Springfield Boosts 9 Neighborhood Councils with State MVP Grants
SPRINGFIELD – Mayor Domenic J. Sarno has awarded grants totaling $ 50,000 to stimulate participation in nine neighborhood councils as part of a program specifically targeting vulnerable populations.
The grants, which had a cap of $ 10,000 for each applicant, were awarded under the Municipal Vulnerability Preparedness (MVP) program, funded by the State’s Executive Office of Energy and Environmental Affairs.
The grants were designed to “help increase awareness and participation in their respective neighborhood councils, with an emphasis on targeting vulnerable and environmental justice populations and residents who would be least likely to participate”, such as renters, isolated English speakers, low-income people, young people and / or residents with disabilities, the city said in a statement.
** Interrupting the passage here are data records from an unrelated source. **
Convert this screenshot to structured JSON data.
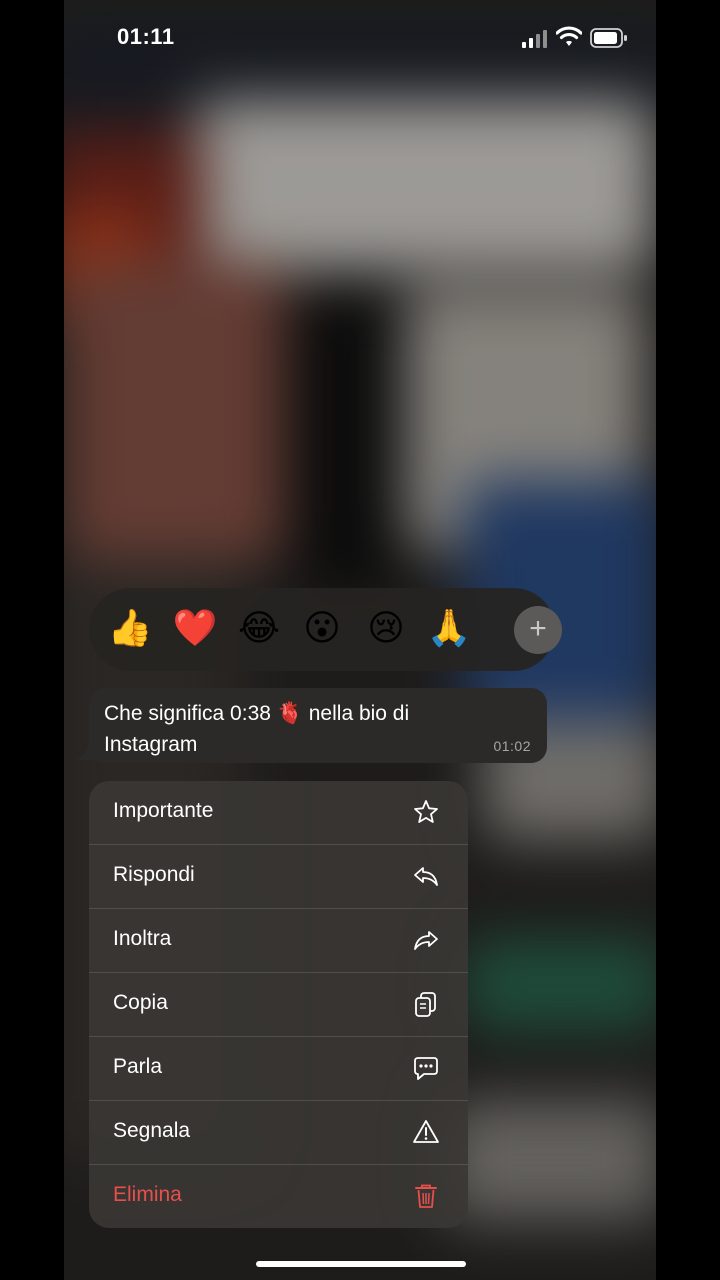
{
  "status_bar": {
    "time": "01:11"
  },
  "reactions": {
    "emojis": [
      {
        "name": "thumbs-up",
        "char": "👍"
      },
      {
        "name": "heart",
        "char": "❤️"
      },
      {
        "name": "tears-of-joy",
        "char": "😂"
      },
      {
        "name": "surprised",
        "char": "😮"
      },
      {
        "name": "crying",
        "char": "😢"
      },
      {
        "name": "pray",
        "char": "🙏"
      }
    ],
    "more_label": "+"
  },
  "message": {
    "text": "Che significa  0:38 🫀 nella bio di Instagram",
    "time": "01:02"
  },
  "menu": {
    "items": [
      {
        "label": "Importante",
        "icon": "star-icon"
      },
      {
        "label": "Rispondi",
        "icon": "reply-icon"
      },
      {
        "label": "Inoltra",
        "icon": "forward-icon"
      },
      {
        "label": "Copia",
        "icon": "copy-icon"
      },
      {
        "label": "Parla",
        "icon": "speech-bubble-icon"
      },
      {
        "label": "Segnala",
        "icon": "warning-icon"
      },
      {
        "label": "Elimina",
        "icon": "trash-icon"
      }
    ]
  },
  "colors": {
    "danger": "#e5504d",
    "bubble": "#2b2a29",
    "menu": "#3a3734"
  }
}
“My administration fully supports our neighborhood councils as they are a strong voice defending the interests of their community, residents and businesses,” said Sarno. “This grant will help our neighborhood councils in their outreach initiatives, many of which are already doing a tremendous job raising awareness and working tirelessly to improve the quality of life for all.”
The nine applicants received funding as follows:
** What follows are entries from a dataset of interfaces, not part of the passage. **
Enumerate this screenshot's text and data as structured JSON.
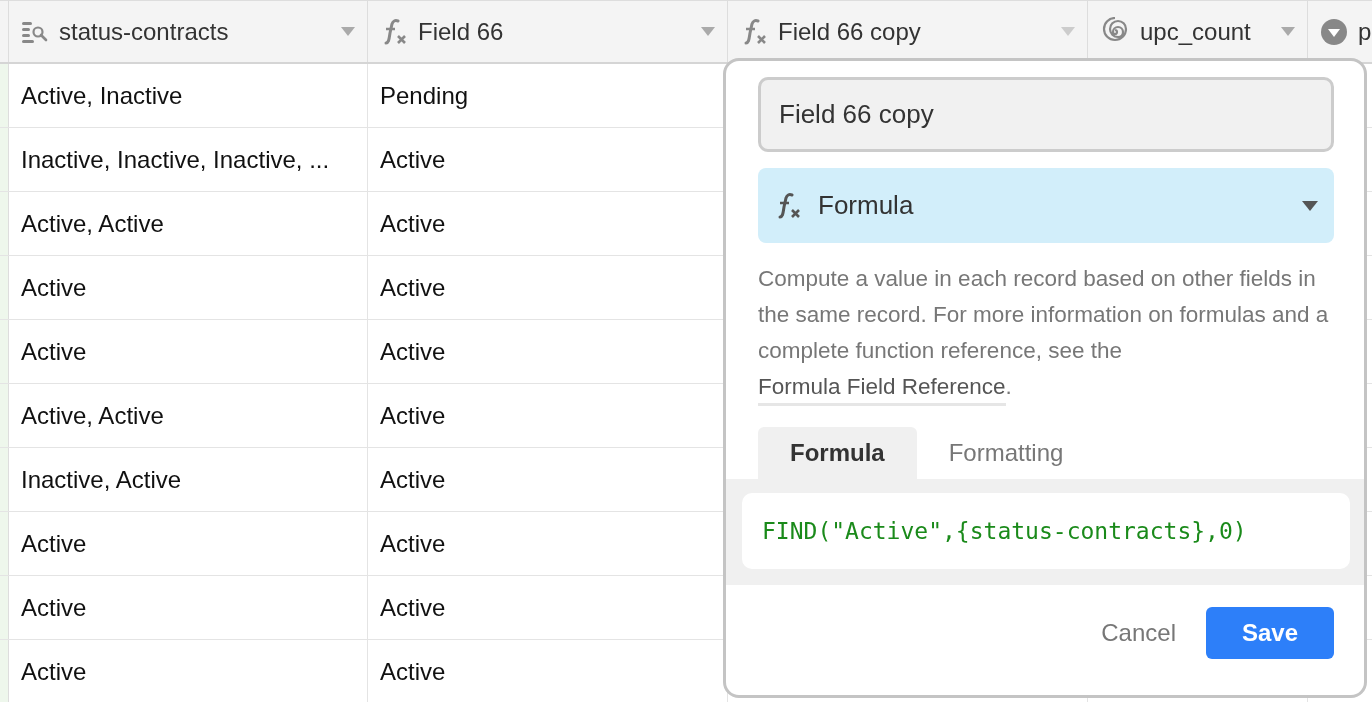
{
  "columns": [
    {
      "kind": "lookup",
      "label": "status-contracts"
    },
    {
      "kind": "formula",
      "label": "Field 66"
    },
    {
      "kind": "formula",
      "label": "Field 66 copy"
    },
    {
      "kind": "count",
      "label": "upc_count"
    },
    {
      "kind": "select",
      "label": "p"
    }
  ],
  "rows": [
    [
      "Active, Inactive",
      "Pending"
    ],
    [
      "Inactive, Inactive, Inactive, ...",
      "Active"
    ],
    [
      "Active, Active",
      "Active"
    ],
    [
      "Active",
      "Active"
    ],
    [
      "Active",
      "Active"
    ],
    [
      "Active, Active",
      "Active"
    ],
    [
      "Inactive, Active",
      "Active"
    ],
    [
      "Active",
      "Active"
    ],
    [
      "Active",
      "Active"
    ],
    [
      "Active",
      "Active"
    ]
  ],
  "popover": {
    "name_field": {
      "value": "Field 66 copy"
    },
    "type_select": {
      "label": "Formula"
    },
    "description": {
      "text": "Compute a value in each record based on other fields in the same record. For more information on formulas and a complete function reference, see the ",
      "link": "Formula Field Reference",
      "end": "."
    },
    "tabs": [
      {
        "label": "Formula",
        "selected": true
      },
      {
        "label": "Formatting",
        "selected": false
      }
    ],
    "formula": "FIND(\"Active\",{status-contracts},0)",
    "buttons": {
      "cancel": "Cancel",
      "save": "Save"
    }
  }
}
- Armory Quadrangle Civic Association, $ 9,500
- New North Citizens Council, $ 9,091
- Old Hill Neighborhood Council, $ 6,300
- McKnight Neighborhood Council, $ 6,200
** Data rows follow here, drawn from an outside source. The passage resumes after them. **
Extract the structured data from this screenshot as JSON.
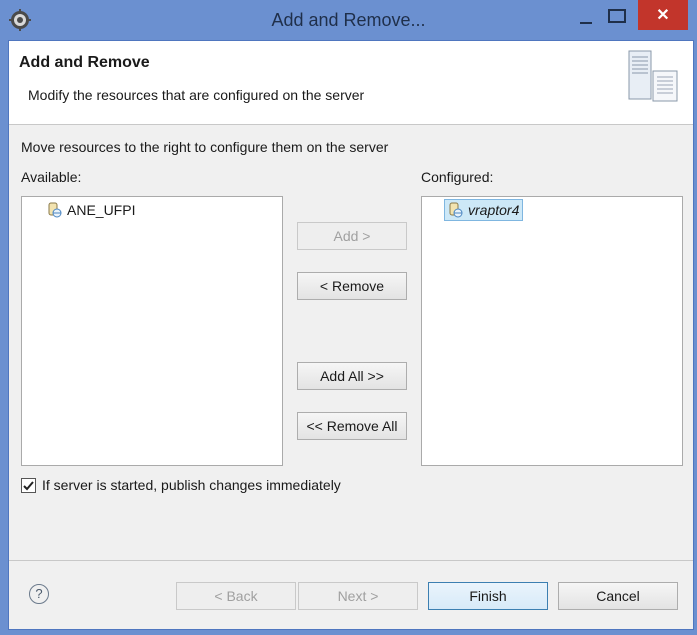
{
  "window": {
    "title": "Add and Remove...",
    "close_glyph": "✕"
  },
  "header": {
    "title": "Add and Remove",
    "description": "Modify the resources that are configured on the server"
  },
  "instructions": "Move resources to the right to configure them on the server",
  "available": {
    "label": "Available:",
    "items": [
      {
        "name": "ANE_UFPI"
      }
    ]
  },
  "configured": {
    "label": "Configured:",
    "items": [
      {
        "name": "vraptor4",
        "selected": true
      }
    ]
  },
  "buttons": {
    "add": "Add >",
    "remove": "< Remove",
    "add_all": "Add All >>",
    "remove_all": "<< Remove All",
    "back": "< Back",
    "next": "Next >",
    "finish": "Finish",
    "cancel": "Cancel",
    "help": "?"
  },
  "options": {
    "publish_immediately": {
      "label": "If server is started, publish changes immediately",
      "checked": true
    }
  },
  "icons": {
    "app": "gear-icon",
    "header": "server-icon",
    "project": "web-project-icon",
    "help": "help-icon"
  }
}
- East Springfield Neighborhood Council, $ 6,059
- Bay Area Neighborhood Council, $ 5,350
- Upper Hill Residents’ Council, $ 5,000
- Indian Orchard Citizens Council, $ 1,500
- Eastern Forest Park Civic Association, $ 1,000
Assessment criteria included: applicants who stated goals and tasks, including in-person and digital outreach, strategies for reaching residents least likely to participate, neighborhoods with large populations in need and in need of plans that would achieve program objectives.
Sarno thanked Gov. Charlie Baker’s administration for the grants program and the city review committee made up of Ed Whitley, deputy warden of wards; Cathy Bruno, director of community development; and Tina Quagliato-Sullivan, director of disaster recovery.